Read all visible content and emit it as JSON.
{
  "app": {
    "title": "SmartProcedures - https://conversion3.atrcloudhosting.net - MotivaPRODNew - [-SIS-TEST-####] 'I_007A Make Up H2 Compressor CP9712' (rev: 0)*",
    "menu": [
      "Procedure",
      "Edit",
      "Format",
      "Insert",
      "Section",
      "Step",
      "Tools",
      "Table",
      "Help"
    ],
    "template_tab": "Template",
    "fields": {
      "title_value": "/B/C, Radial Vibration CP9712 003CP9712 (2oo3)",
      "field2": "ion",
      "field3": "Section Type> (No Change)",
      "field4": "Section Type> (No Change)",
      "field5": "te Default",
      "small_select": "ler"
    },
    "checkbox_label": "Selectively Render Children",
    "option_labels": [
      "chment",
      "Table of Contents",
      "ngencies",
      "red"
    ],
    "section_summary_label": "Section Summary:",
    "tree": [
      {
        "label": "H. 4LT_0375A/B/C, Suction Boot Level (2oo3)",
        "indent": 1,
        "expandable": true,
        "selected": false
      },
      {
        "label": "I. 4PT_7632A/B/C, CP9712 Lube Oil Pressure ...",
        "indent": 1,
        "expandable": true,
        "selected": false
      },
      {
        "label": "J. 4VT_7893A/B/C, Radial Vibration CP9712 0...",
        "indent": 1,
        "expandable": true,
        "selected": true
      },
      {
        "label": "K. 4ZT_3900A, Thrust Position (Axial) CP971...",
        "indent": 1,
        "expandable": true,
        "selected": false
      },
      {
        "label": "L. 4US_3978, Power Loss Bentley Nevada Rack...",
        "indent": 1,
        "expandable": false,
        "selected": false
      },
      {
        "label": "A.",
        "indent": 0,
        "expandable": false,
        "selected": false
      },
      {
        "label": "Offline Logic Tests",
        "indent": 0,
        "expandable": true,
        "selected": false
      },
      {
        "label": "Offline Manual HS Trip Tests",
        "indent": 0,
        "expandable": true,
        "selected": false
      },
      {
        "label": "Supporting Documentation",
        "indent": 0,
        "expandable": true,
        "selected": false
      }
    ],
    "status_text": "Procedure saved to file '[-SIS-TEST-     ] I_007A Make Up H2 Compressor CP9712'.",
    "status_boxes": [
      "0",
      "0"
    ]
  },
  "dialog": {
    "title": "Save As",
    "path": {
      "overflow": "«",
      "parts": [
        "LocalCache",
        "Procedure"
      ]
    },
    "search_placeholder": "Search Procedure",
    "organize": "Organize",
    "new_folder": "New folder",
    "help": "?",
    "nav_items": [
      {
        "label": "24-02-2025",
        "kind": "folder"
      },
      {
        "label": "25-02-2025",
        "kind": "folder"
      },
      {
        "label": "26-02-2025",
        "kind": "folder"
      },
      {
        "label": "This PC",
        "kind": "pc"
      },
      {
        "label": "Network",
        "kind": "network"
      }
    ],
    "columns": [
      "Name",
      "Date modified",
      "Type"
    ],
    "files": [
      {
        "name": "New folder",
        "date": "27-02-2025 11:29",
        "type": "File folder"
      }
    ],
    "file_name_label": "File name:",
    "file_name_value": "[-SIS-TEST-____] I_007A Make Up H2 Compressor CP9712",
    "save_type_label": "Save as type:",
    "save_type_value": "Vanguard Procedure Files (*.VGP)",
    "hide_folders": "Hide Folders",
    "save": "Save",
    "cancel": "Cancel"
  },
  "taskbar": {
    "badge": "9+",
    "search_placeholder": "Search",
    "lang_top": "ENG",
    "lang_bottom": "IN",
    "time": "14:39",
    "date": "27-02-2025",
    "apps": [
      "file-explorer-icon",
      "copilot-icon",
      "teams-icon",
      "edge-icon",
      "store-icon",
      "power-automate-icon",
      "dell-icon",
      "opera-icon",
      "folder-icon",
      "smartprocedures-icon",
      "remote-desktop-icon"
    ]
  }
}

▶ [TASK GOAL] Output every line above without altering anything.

▶ [SOLUTION TO THIS PROBLEM]
Read all visible content and emit it as JSON.
{
  "app": {
    "title": "SmartProcedures - https://conversion3.atrcloudhosting.net - MotivaPRODNew - [-SIS-TEST-####] 'I_007A Make Up H2 Compressor CP9712' (rev: 0)*",
    "menu": [
      "Procedure",
      "Edit",
      "Format",
      "Insert",
      "Section",
      "Step",
      "Tools",
      "Table",
      "Help"
    ],
    "template_tab": "Template",
    "fields": {
      "title_value": "/B/C, Radial Vibration CP9712 003CP9712 (2oo3)",
      "field2": "ion",
      "field3": "Section Type> (No Change)",
      "field4": "Section Type> (No Change)",
      "field5": "te Default",
      "small_select": "ler"
    },
    "checkbox_label": "Selectively Render Children",
    "option_labels": [
      "chment",
      "Table of Contents",
      "ngencies",
      "red"
    ],
    "section_summary_label": "Section Summary:",
    "tree": [
      {
        "label": "H. 4LT_0375A/B/C, Suction Boot Level (2oo3)",
        "indent": 1,
        "expandable": true,
        "selected": false
      },
      {
        "label": "I. 4PT_7632A/B/C, CP9712 Lube Oil Pressure ...",
        "indent": 1,
        "expandable": true,
        "selected": false
      },
      {
        "label": "J. 4VT_7893A/B/C, Radial Vibration CP9712 0...",
        "indent": 1,
        "expandable": true,
        "selected": true
      },
      {
        "label": "K. 4ZT_3900A, Thrust Position (Axial) CP971...",
        "indent": 1,
        "expandable": true,
        "selected": false
      },
      {
        "label": "L. 4US_3978, Power Loss Bentley Nevada Rack...",
        "indent": 1,
        "expandable": false,
        "selected": false
      },
      {
        "label": "A.",
        "indent": 0,
        "expandable": false,
        "selected": false
      },
      {
        "label": "Offline Logic Tests",
        "indent": 0,
        "expandable": true,
        "selected": false
      },
      {
        "label": "Offline Manual HS Trip Tests",
        "indent": 0,
        "expandable": true,
        "selected": false
      },
      {
        "label": "Supporting Documentation",
        "indent": 0,
        "expandable": true,
        "selected": false
      }
    ],
    "status_text": "Procedure saved to file '[-SIS-TEST-     ] I_007A Make Up H2 Compressor CP9712'.",
    "status_boxes": [
      "0",
      "0"
    ]
  },
  "dialog": {
    "title": "Save As",
    "path": {
      "overflow": "«",
      "parts": [
        "LocalCache",
        "Procedure"
      ]
    },
    "search_placeholder": "Search Procedure",
    "organize": "Organize",
    "new_folder": "New folder",
    "help": "?",
    "nav_items": [
      {
        "label": "24-02-2025",
        "kind": "folder"
      },
      {
        "label": "25-02-2025",
        "kind": "folder"
      },
      {
        "label": "26-02-2025",
        "kind": "folder"
      },
      {
        "label": "This PC",
        "kind": "pc"
      },
      {
        "label": "Network",
        "kind": "network"
      }
    ],
    "columns": [
      "Name",
      "Date modified",
      "Type"
    ],
    "files": [
      {
        "name": "New folder",
        "date": "27-02-2025 11:29",
        "type": "File folder"
      }
    ],
    "file_name_label": "File name:",
    "file_name_value": "[-SIS-TEST-____] I_007A Make Up H2 Compressor CP9712",
    "save_type_label": "Save as type:",
    "save_type_value": "Vanguard Procedure Files (*.VGP)",
    "hide_folders": "Hide Folders",
    "save": "Save",
    "cancel": "Cancel"
  },
  "taskbar": {
    "badge": "9+",
    "search_placeholder": "Search",
    "lang_top": "ENG",
    "lang_bottom": "IN",
    "time": "14:39",
    "date": "27-02-2025",
    "apps": [
      "file-explorer-icon",
      "copilot-icon",
      "teams-icon",
      "edge-icon",
      "store-icon",
      "power-automate-icon",
      "dell-icon",
      "opera-icon",
      "folder-icon",
      "smartprocedures-icon",
      "remote-desktop-icon"
    ]
  }
}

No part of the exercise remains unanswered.